Gainesville Daily Register
Despite an early finish triggered by Saturday’s inclement weather, Depot Days organizers said visitors could have hardly been more plentiful and spirited.
The event’s level of success was satisfying, they added, given how lively Gainesville already was in other parts of the city.
Friday’s high school home football game, the Antique Airplane Association Fly-In and a 150-year anniversary observance of Gainesville’s Great Hanging drew their own ample crowds, and yet the two-day Depot Days festival packed California and Commerce streets.
“We could not have asked for more,” Depot Days Chair Laura Otts said Saturday. “It’s perfect.”
Main Street Program Manager Lynette Pettigrew said she begged to differ.
“It’s better than perfect,” she said. “It’s not too hot, it’s not too cold, and there’s just enough breeze because the wind has died down. Everybody’s got a smile on their face and everybody’s having a good time.”
Pettigrew admitted Friday’s installment, with its “After Dark” concert trio of Main Street Stage performing acts, didn’t draw the numbers observed during the Summer Sounds series or the 2011 episode of Depot Days.
But those who didn’t attend were probably stayed local, and Pettigrew said that suited her fine.
“Everybody was out cheering Leopard football,” she said. “We know the game was going on and that they won — and that’s where a lot of our people were, and that’s great, and that’s where we want them to be.”
Saturday and its Main Street Festival brought the crowds.

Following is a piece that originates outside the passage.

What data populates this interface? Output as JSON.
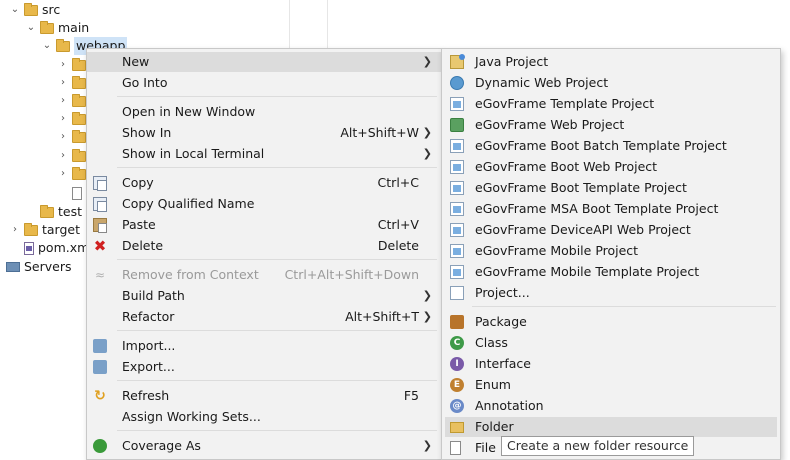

Members of the North Texas Antique and Vintage Car Club displayed their showpieces along California Street and nearby and varying vendors peddled face painting, arts and crafts and oversized turkey legs. The early morning brought the Gainesville Area Chamber of Commerce “Disco Bike Rally” in Leonard Park while members of the Gainesville Area Visual Arts used the Santa Fe Depot for an art show. Children hopped in bounce houses while a team of Western-themed performers stood on Main Street and re-enacted a “Gunsmoke”-style shootout.
Visitor Pat Ledbetter said the strength of Depot Days is in its success of bonding people in a community who arrive downtown with so many of these different interests.
“I think we’ve got a lot to be proud of in our downtown area during a period when other towns around the state, and even around the country, are dying,” she said Saturday. “I think ours remains vibrant and interesting.”